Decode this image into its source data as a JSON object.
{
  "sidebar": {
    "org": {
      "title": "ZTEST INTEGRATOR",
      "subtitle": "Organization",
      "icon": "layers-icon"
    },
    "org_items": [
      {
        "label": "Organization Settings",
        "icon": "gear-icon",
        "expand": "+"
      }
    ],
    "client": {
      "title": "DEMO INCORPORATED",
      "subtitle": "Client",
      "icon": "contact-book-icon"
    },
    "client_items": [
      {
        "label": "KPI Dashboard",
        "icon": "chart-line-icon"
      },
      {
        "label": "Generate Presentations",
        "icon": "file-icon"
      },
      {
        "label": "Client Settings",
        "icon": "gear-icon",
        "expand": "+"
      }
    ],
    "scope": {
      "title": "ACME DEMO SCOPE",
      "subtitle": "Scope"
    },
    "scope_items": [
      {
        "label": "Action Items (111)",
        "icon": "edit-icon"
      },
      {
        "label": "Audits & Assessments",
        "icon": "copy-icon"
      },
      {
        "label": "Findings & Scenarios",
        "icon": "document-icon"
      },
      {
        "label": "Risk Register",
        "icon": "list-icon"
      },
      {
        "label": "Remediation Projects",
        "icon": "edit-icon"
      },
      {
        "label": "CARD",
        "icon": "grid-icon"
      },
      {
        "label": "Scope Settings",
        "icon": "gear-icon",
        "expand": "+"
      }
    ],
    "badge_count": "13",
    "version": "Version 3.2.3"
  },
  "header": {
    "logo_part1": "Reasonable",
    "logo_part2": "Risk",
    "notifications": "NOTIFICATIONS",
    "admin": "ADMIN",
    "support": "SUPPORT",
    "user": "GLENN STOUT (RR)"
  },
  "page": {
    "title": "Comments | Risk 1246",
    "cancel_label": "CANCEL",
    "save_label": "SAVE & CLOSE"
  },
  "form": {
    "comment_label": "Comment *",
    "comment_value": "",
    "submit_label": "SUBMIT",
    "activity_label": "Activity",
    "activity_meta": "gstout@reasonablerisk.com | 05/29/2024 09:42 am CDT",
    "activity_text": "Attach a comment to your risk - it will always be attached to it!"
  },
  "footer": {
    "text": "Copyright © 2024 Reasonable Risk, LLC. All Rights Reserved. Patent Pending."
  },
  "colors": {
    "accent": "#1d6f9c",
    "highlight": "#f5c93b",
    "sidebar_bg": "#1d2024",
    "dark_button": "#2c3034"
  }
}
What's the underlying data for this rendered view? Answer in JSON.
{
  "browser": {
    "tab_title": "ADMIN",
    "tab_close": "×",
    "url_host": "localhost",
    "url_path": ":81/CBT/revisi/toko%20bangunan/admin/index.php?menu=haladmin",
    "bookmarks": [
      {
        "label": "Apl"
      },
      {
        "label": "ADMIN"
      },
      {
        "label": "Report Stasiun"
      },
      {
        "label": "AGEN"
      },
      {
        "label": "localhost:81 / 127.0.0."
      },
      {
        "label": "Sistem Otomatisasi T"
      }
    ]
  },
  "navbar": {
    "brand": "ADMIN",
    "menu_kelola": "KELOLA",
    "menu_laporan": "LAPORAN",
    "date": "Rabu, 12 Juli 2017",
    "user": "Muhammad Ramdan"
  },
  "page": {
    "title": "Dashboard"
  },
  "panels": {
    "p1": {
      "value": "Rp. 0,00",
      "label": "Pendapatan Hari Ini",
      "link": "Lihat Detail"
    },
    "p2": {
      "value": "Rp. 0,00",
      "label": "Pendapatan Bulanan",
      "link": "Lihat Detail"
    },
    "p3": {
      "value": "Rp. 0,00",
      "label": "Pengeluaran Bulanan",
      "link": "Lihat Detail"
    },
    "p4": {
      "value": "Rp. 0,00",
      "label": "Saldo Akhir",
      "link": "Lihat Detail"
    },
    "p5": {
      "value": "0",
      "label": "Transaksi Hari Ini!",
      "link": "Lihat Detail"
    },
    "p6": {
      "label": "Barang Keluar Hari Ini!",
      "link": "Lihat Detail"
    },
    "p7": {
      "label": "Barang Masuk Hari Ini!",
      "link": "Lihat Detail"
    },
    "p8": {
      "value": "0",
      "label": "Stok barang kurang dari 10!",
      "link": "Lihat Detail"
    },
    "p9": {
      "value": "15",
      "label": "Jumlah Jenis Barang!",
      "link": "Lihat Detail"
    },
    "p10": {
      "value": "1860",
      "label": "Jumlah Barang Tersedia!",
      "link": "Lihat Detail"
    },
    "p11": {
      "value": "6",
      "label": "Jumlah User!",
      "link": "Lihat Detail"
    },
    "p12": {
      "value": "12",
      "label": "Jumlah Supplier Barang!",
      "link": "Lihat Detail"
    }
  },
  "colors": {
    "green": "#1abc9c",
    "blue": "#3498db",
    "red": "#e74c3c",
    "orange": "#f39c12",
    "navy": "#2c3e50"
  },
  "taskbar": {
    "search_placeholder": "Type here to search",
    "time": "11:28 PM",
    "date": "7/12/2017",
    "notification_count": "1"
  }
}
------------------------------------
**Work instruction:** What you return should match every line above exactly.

**Response box:**
Decode this image into its source data as a JSON object.
{
  "sidebar": {
    "org": {
      "title": "ZTEST INTEGRATOR",
      "subtitle": "Organization",
      "icon": "layers-icon"
    },
    "org_items": [
      {
        "label": "Organization Settings",
        "icon": "gear-icon",
        "expand": "+"
      }
    ],
    "client": {
      "title": "DEMO INCORPORATED",
      "subtitle": "Client",
      "icon": "contact-book-icon"
    },
    "client_items": [
      {
        "label": "KPI Dashboard",
        "icon": "chart-line-icon"
      },
      {
        "label": "Generate Presentations",
        "icon": "file-icon"
      },
      {
        "label": "Client Settings",
        "icon": "gear-icon",
        "expand": "+"
      }
    ],
    "scope": {
      "title": "ACME DEMO SCOPE",
      "subtitle": "Scope"
    },
    "scope_items": [
      {
        "label": "Action Items (111)",
        "icon": "edit-icon"
      },
      {
        "label": "Audits & Assessments",
        "icon": "copy-icon"
      },
      {
        "label": "Findings & Scenarios",
        "icon": "document-icon"
      },
      {
        "label": "Risk Register",
        "icon": "list-icon"
      },
      {
        "label": "Remediation Projects",
        "icon": "edit-icon"
      },
      {
        "label": "CARD",
        "icon": "grid-icon"
      },
      {
        "label": "Scope Settings",
        "icon": "gear-icon",
        "expand": "+"
      }
    ],
    "badge_count": "13",
    "version": "Version 3.2.3"
  },
  "header": {
    "logo_part1": "Reasonable",
    "logo_part2": "Risk",
    "notifications": "NOTIFICATIONS",
    "admin": "ADMIN",
    "support": "SUPPORT",
    "user": "GLENN STOUT (RR)"
  },
  "page": {
    "title": "Comments | Risk 1246",
    "cancel_label": "CANCEL",
    "save_label": "SAVE & CLOSE"
  },
  "form": {
    "comment_label": "Comment *",
    "comment_value": "",
    "submit_label": "SUBMIT",
    "activity_label": "Activity",
    "activity_meta": "gstout@reasonablerisk.com | 05/29/2024 09:42 am CDT",
    "activity_text": "Attach a comment to your risk - it will always be attached to it!"
  },
  "footer": {
    "text": "Copyright © 2024 Reasonable Risk, LLC. All Rights Reserved. Patent Pending."
  },
  "colors": {
    "accent": "#1d6f9c",
    "highlight": "#f5c93b",
    "sidebar_bg": "#1d2024",
    "dark_button": "#2c3034"
  }
}
What's the underlying data for this rendered view? Answer in JSON.
{
  "browser": {
    "tab_title": "ADMIN",
    "tab_close": "×",
    "url_host": "localhost",
    "url_path": ":81/CBT/revisi/toko%20bangunan/admin/index.php?menu=haladmin",
    "bookmarks": [
      {
        "label": "Apl"
      },
      {
        "label": "ADMIN"
      },
      {
        "label": "Report Stasiun"
      },
      {
        "label": "AGEN"
      },
      {
        "label": "localhost:81 / 127.0.0."
      },
      {
        "label": "Sistem Otomatisasi T"
      }
    ]
  },
  "navbar": {
    "brand": "ADMIN",
    "menu_kelola": "KELOLA",
    "menu_laporan": "LAPORAN",
    "date": "Rabu, 12 Juli 2017",
    "user": "Muhammad Ramdan"
  },
  "page": {
    "title": "Dashboard"
  },
  "panels": {
    "p1": {
      "value": "Rp. 0,00",
      "label": "Pendapatan Hari Ini",
      "link": "Lihat Detail"
    },
    "p2": {
      "value": "Rp. 0,00",
      "label": "Pendapatan Bulanan",
      "link": "Lihat Detail"
    },
    "p3": {
      "value": "Rp. 0,00",
      "label": "Pengeluaran Bulanan",
      "link": "Lihat Detail"
    },
    "p4": {
      "value": "Rp. 0,00",
      "label": "Saldo Akhir",
      "link": "Lihat Detail"
    },
    "p5": {
      "value": "0",
      "label": "Transaksi Hari Ini!",
      "link": "Lihat Detail"
    },
    "p6": {
      "label": "Barang Keluar Hari Ini!",
      "link": "Lihat Detail"
    },
    "p7": {
      "label": "Barang Masuk Hari Ini!",
      "link": "Lihat Detail"
    },
    "p8": {
      "value": "0",
      "label": "Stok barang kurang dari 10!",
      "link": "Lihat Detail"
    },
    "p9": {
      "value": "15",
      "label": "Jumlah Jenis Barang!",
      "link": "Lihat Detail"
    },
    "p10": {
      "value": "1860",
      "label": "Jumlah Barang Tersedia!",
      "link": "Lihat Detail"
    },
    "p11": {
      "value": "6",
      "label": "Jumlah User!",
      "link": "Lihat Detail"
    },
    "p12": {
      "value": "12",
      "label": "Jumlah Supplier Barang!",
      "link": "Lihat Detail"
    }
  },
  "colors": {
    "green": "#1abc9c",
    "blue": "#3498db",
    "red": "#e74c3c",
    "orange": "#f39c12",
    "navy": "#2c3e50"
  },
  "taskbar": {
    "search_placeholder": "Type here to search",
    "time": "11:28 PM",
    "date": "7/12/2017",
    "notification_count": "1"
  }
}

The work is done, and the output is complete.